For any questions regarding a case before Judge Clarke, please use the Chambers contact form on the right or call Judge Clarke's Courtroom Deputy at (541) 608-8770.
FRCP Rule 16 Conferences:
Judge Clarke sets Rule 16 conferences in his cases after all defendants have answered. Prior to the conference, the parties should consult regarding a discovery plan and anticipate advising Judge Clarke of their plan. The parties should have their calendars available to discuss scheduling, including modification of the current case deadlines for discovery, dispositive motions or pretrial order, and setting a trial date. The parties should be prepared to discuss the pleadings, consent to Magistrate Judge, settlement options, and any other issues that may have arisen.
The parties may contact Judge Clarke at (541) 608-8750 to informally resolve discovery disputes. If the parties wish to schedule a discovery conference in advance, they may use the Chambers contact form on the right or call Judge Clarke's Courtroom Deputy at (541) 608-8770.
Argument on Motions:
Most of the time, Judge Clarke will grant a request for oral argument. Telephone hearings are normally set for out of town counsel.
Trial is usually scheduled at the Rule 16 conference. The Court will enter a trial management order which sets out the dates that certain pretrial documents are due. Pretrial conferences are in person at the Courthouse in Medford.
Judge Clarke is available to conduct settlement conferences in cases which are not assigned to him. In cases assigned to Judge Clarke, settlement conferences will be conducted by another Judge. In either situation, parties may request a settlement conference by contacting Judge Clarke's Courtroom Deputy at (541) 608-8770, or by using the Chambers contact form on the right.

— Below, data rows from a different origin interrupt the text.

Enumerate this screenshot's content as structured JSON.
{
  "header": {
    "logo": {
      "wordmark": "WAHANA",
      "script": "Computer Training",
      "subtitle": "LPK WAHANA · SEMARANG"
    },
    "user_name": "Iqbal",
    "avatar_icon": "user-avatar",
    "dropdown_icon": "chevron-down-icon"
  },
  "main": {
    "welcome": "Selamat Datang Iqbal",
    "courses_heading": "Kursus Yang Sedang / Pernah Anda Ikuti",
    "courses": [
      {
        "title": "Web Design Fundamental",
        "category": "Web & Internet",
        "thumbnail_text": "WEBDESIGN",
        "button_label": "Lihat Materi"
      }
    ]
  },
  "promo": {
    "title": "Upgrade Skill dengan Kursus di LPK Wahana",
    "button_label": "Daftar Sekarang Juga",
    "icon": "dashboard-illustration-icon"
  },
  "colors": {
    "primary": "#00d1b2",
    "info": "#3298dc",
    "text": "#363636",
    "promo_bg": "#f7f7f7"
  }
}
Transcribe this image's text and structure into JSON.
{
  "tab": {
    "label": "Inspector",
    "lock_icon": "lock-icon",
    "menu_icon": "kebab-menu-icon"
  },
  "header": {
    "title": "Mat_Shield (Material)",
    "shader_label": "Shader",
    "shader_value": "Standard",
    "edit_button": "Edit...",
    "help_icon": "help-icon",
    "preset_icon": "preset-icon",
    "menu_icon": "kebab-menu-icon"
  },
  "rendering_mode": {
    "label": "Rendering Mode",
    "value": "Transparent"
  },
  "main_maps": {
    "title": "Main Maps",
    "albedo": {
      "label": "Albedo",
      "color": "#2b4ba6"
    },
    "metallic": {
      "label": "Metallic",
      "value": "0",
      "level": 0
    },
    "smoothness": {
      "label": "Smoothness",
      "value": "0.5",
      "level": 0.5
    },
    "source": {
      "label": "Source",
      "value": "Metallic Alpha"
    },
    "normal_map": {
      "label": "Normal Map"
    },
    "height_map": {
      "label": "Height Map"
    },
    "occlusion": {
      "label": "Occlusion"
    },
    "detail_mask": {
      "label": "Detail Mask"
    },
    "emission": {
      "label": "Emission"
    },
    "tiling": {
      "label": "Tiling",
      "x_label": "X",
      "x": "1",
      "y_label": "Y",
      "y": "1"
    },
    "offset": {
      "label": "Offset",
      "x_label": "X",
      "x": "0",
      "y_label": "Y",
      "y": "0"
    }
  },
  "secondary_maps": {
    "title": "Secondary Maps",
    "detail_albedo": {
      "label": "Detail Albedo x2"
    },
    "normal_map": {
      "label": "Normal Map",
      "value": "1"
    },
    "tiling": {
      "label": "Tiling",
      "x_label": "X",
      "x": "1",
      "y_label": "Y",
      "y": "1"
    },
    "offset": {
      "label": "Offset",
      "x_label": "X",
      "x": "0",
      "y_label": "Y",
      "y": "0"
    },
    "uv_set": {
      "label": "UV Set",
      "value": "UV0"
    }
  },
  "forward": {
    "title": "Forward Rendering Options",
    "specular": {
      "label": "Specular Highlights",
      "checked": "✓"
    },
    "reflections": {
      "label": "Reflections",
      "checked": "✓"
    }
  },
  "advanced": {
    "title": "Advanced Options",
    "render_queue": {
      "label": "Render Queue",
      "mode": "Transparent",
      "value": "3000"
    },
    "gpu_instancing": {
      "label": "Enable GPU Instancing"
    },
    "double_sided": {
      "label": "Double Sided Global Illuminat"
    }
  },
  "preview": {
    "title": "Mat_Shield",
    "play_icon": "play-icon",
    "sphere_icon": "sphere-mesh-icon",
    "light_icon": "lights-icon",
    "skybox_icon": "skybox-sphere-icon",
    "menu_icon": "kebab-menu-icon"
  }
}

- Mobile devices must be turned off before entering the courtroom.
- Please provide advance notice when you require teleconferencing, intend to utilize the courtroom's video displays, or have other presentation technology questions.
- Attorneys and parties should conduct themselves with decorum and manners. This is primarily for your own benefit: jurors, courtroom staff, and public observers consistently state that they prefer a civil and collegial relationship between opposing parties and counsel.